Greig cephalopolysyndactyly syndrome (GCPS) is diagnosed based on clinical findings and family history. Major findings of GCPS include:
  • an abnormally large head size (macrocephaly) greater than the 97th percentile
  • widely spaced eyes (ocular hypertelorism)
  • limb anomalies including extra fingers or toes (polydactyly)
  • fused skin between the fingers and toes (cutaneous syndactyly)

  • A diagnosis is established in a first degree relative of a known affected individual if that person has polydactyly with or without syndactyly or craniofacial features (macrocephaly, widely spaced eyes). A diagnosis is additionally established in a person who has features of GCPS and a mutation in the GLI3 gene.[1]
    Last updated: 12/16/2015

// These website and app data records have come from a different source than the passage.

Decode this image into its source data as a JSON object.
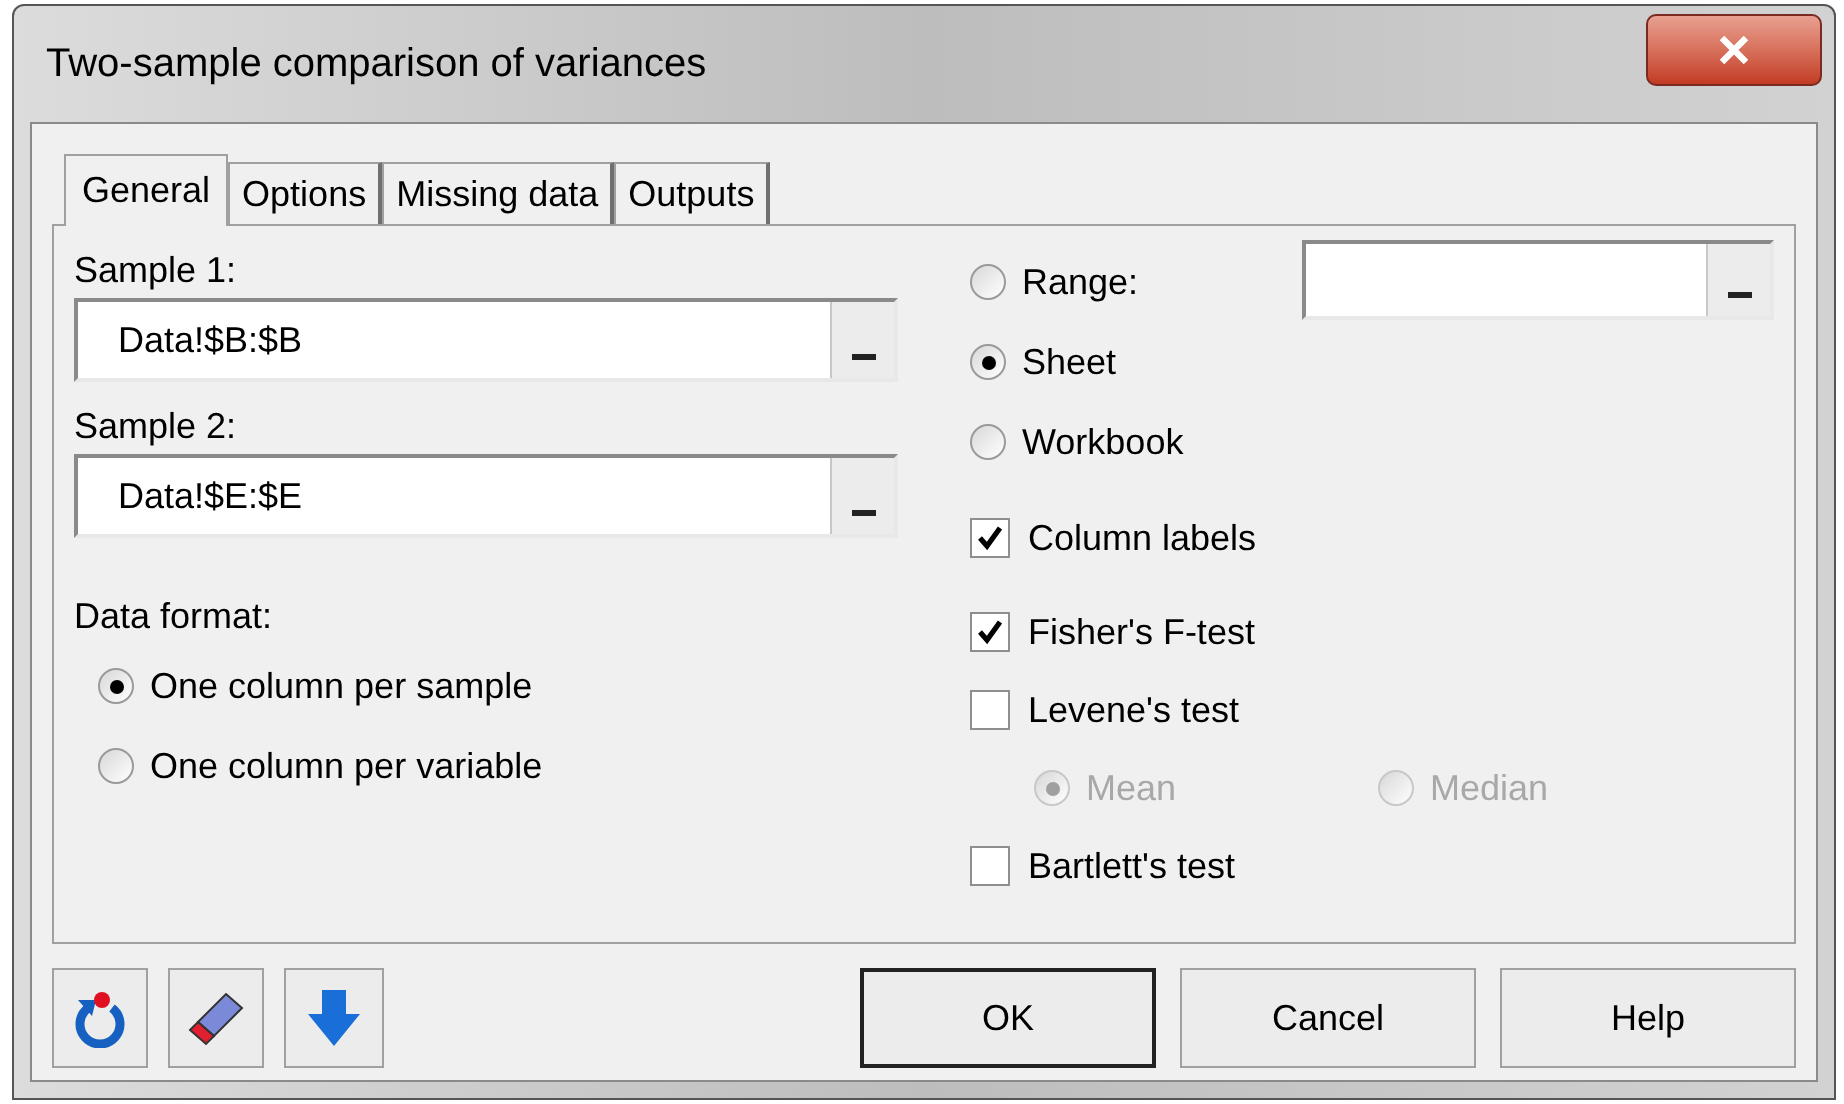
{
  "window": {
    "title": "Two-sample comparison of variances"
  },
  "tabs": [
    {
      "label": "General",
      "selected": true
    },
    {
      "label": "Options",
      "selected": false
    },
    {
      "label": "Missing data",
      "selected": false
    },
    {
      "label": "Outputs",
      "selected": false
    }
  ],
  "samples": [
    {
      "label": "Sample 1:",
      "value": "Data!$B:$B"
    },
    {
      "label": "Sample 2:",
      "value": "Data!$E:$E"
    }
  ],
  "data_format": {
    "label": "Data format:",
    "options": [
      {
        "label": "One column per sample",
        "selected": true
      },
      {
        "label": "One column per variable",
        "selected": false
      }
    ]
  },
  "destination": [
    {
      "label": "Range:",
      "selected": false,
      "kind": "range"
    },
    {
      "label": "Sheet",
      "selected": true,
      "kind": "plain"
    },
    {
      "label": "Workbook",
      "selected": false,
      "kind": "plain"
    }
  ],
  "column_labels": {
    "label": "Column labels",
    "checked": true
  },
  "tests": [
    {
      "label": "Fisher's F-test",
      "checked": true
    },
    {
      "label": "Levene's test",
      "checked": false,
      "options": [
        {
          "label": "Mean",
          "selected": true,
          "disabled": true
        },
        {
          "label": "Median",
          "selected": false,
          "disabled": true
        }
      ]
    },
    {
      "label": "Bartlett's test",
      "checked": false
    }
  ],
  "buttons": [
    {
      "label": "OK",
      "default": true
    },
    {
      "label": "Cancel",
      "default": false
    },
    {
      "label": "Help",
      "default": false
    }
  ]
}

    References
    1. Leslie G Biesecker, MD. Greig Cephalopolysyndactyly Syndrome. GeneReviews. 6/19/2014; http://www.ncbi.nlm.nih.gov/books/NBK1446/. Accessed 12/10/2015.


    Testing

    • The Genetic Testing Registry (GTR) provides information about the genetic tests for this condition. The intended audience for the GTR is health care providers and researchers. Patients and consumers with specific questions about a genetic test should contact a health care provider or a genetics professional.
    Other Names for this Disease
    • GCPS
    • Greig syndrome
    • Polysyndactyly with peculiar skull shape
    See Disclaimer regarding information on this site. Some links on this page may take you to organizations outside of the National Institutes of Health.